Task directions
Isolate every line in the records below with "header" in it.

(Dataset rows for apps and sites)
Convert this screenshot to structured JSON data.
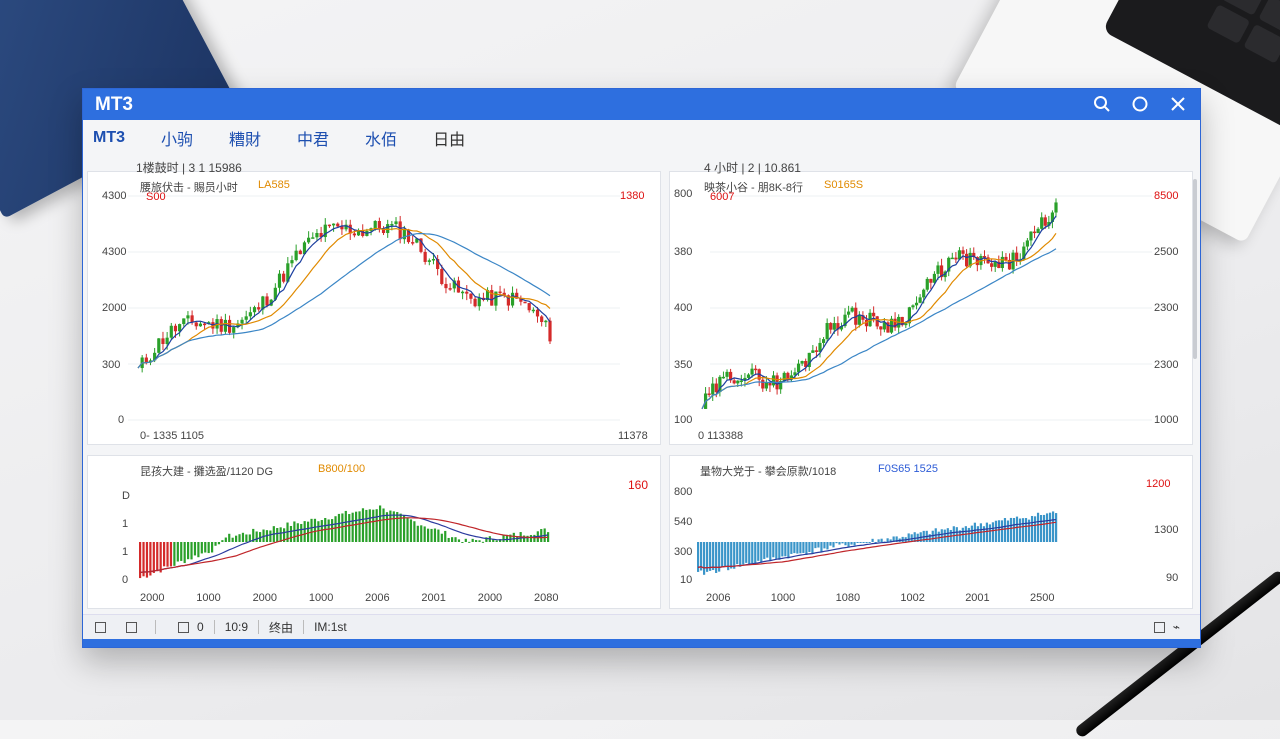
{
  "window": {
    "title": "MT3"
  },
  "menu": [
    "MT3",
    "小驹",
    "糟財",
    "中君",
    "水佰",
    "日由"
  ],
  "charts": {
    "tl": {
      "header": "1楼鼓时 | 3 1 15986",
      "legend_a": "腰旅伏击 - 賜员小时",
      "legend_b": "LA585",
      "legend_c": "S00",
      "right_top": "1380",
      "y_ticks": [
        "4300",
        "4300",
        "2000",
        "300",
        "0"
      ],
      "x_left": "0- 1335 1105",
      "x_right": "11378"
    },
    "tr": {
      "header": "4 小时 | 2 | 10.861",
      "legend_a": "映茶小谷 - 朋8K-8行",
      "legend_b": "S0165S",
      "legend_c": "6007",
      "y_left": [
        "800",
        "380",
        "400",
        "350",
        "100"
      ],
      "y_right": [
        "8500",
        "2500",
        "2300",
        "2300",
        "1000"
      ],
      "x_left": "0 113388"
    },
    "bl": {
      "legend_a": "昆孩大建 - 攤选盈/1120 DG",
      "legend_b": "B800/100",
      "right_top": "160",
      "y_ticks": [
        "D",
        "1",
        "1",
        "0"
      ],
      "x_labels": [
        "2000",
        "1000",
        "2000",
        "1000",
        "2006",
        "2001",
        "2000",
        "2080"
      ]
    },
    "br": {
      "legend_a": "量物大党于 - 攀会原款/1018",
      "legend_b": "F0S65 1525",
      "y_left": [
        "800",
        "540",
        "300",
        "10"
      ],
      "y_right": [
        "1200",
        "1300",
        "90"
      ],
      "x_labels": [
        "2006",
        "1000",
        "1080",
        "1002",
        "2001",
        "2500"
      ]
    }
  },
  "status": {
    "a": "0",
    "b": "10:9",
    "c": "终由",
    "d": "IM:1st"
  },
  "colors": {
    "titlebar": "#2e6fdf",
    "up": "#2aa02a",
    "down": "#d42a2a",
    "ma1": "#1c3fa0",
    "ma2": "#e08a00",
    "ma3": "#3b86c6",
    "hist_blue": "#3a95c9"
  }
}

Completed task
      "header": "1楼鼓时 | 3 1 15986",
      "header": "4 小时 | 2 | 10.861",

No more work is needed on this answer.